Activity: Please repeat the records below exactly, skipping any pictures.

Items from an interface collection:
=== Section Start ===
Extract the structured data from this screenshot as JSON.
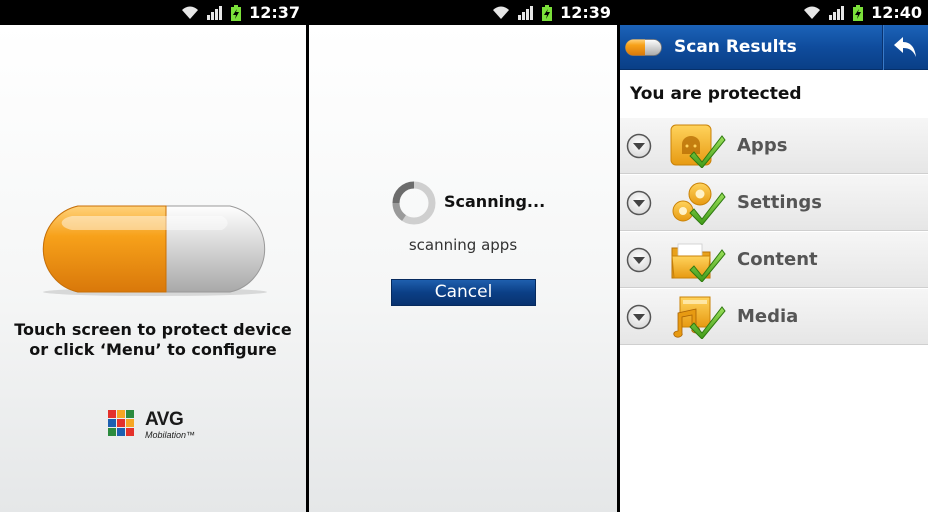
{
  "panel1": {
    "status": {
      "time": "12:37"
    },
    "prompt_line1": "Touch screen to protect device",
    "prompt_line2": "or click ‘Menu’ to configure",
    "logo": {
      "brand": "AVG",
      "product": "Mobilation™"
    }
  },
  "panel2": {
    "status": {
      "time": "12:39"
    },
    "scanning_title": "Scanning...",
    "scanning_subtitle": "scanning apps",
    "cancel_label": "Cancel"
  },
  "panel3": {
    "status": {
      "time": "12:40"
    },
    "header": {
      "title": "Scan Results",
      "back_icon": "back-arrow-icon"
    },
    "protected_text": "You are protected",
    "categories": [
      {
        "label": "Apps",
        "icon": "apps-check-icon"
      },
      {
        "label": "Settings",
        "icon": "settings-check-icon"
      },
      {
        "label": "Content",
        "icon": "folder-check-icon"
      },
      {
        "label": "Media",
        "icon": "media-check-icon"
      }
    ]
  },
  "colors": {
    "header_blue": "#0f4c9d",
    "button_blue": "#0b3f86",
    "pill_orange": "#f39a12",
    "check_green": "#5cb82a"
  }
}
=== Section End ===
Your solution:
Extract the structured data from this screenshot as JSON.
{
  "panel1": {
    "status": {
      "time": "12:37"
    },
    "prompt_line1": "Touch screen to protect device",
    "prompt_line2": "or click ‘Menu’ to configure",
    "logo": {
      "brand": "AVG",
      "product": "Mobilation™"
    }
  },
  "panel2": {
    "status": {
      "time": "12:39"
    },
    "scanning_title": "Scanning...",
    "scanning_subtitle": "scanning apps",
    "cancel_label": "Cancel"
  },
  "panel3": {
    "status": {
      "time": "12:40"
    },
    "header": {
      "title": "Scan Results",
      "back_icon": "back-arrow-icon"
    },
    "protected_text": "You are protected",
    "categories": [
      {
        "label": "Apps",
        "icon": "apps-check-icon"
      },
      {
        "label": "Settings",
        "icon": "settings-check-icon"
      },
      {
        "label": "Content",
        "icon": "folder-check-icon"
      },
      {
        "label": "Media",
        "icon": "media-check-icon"
      }
    ]
  },
  "colors": {
    "header_blue": "#0f4c9d",
    "button_blue": "#0b3f86",
    "pill_orange": "#f39a12",
    "check_green": "#5cb82a"
  }
}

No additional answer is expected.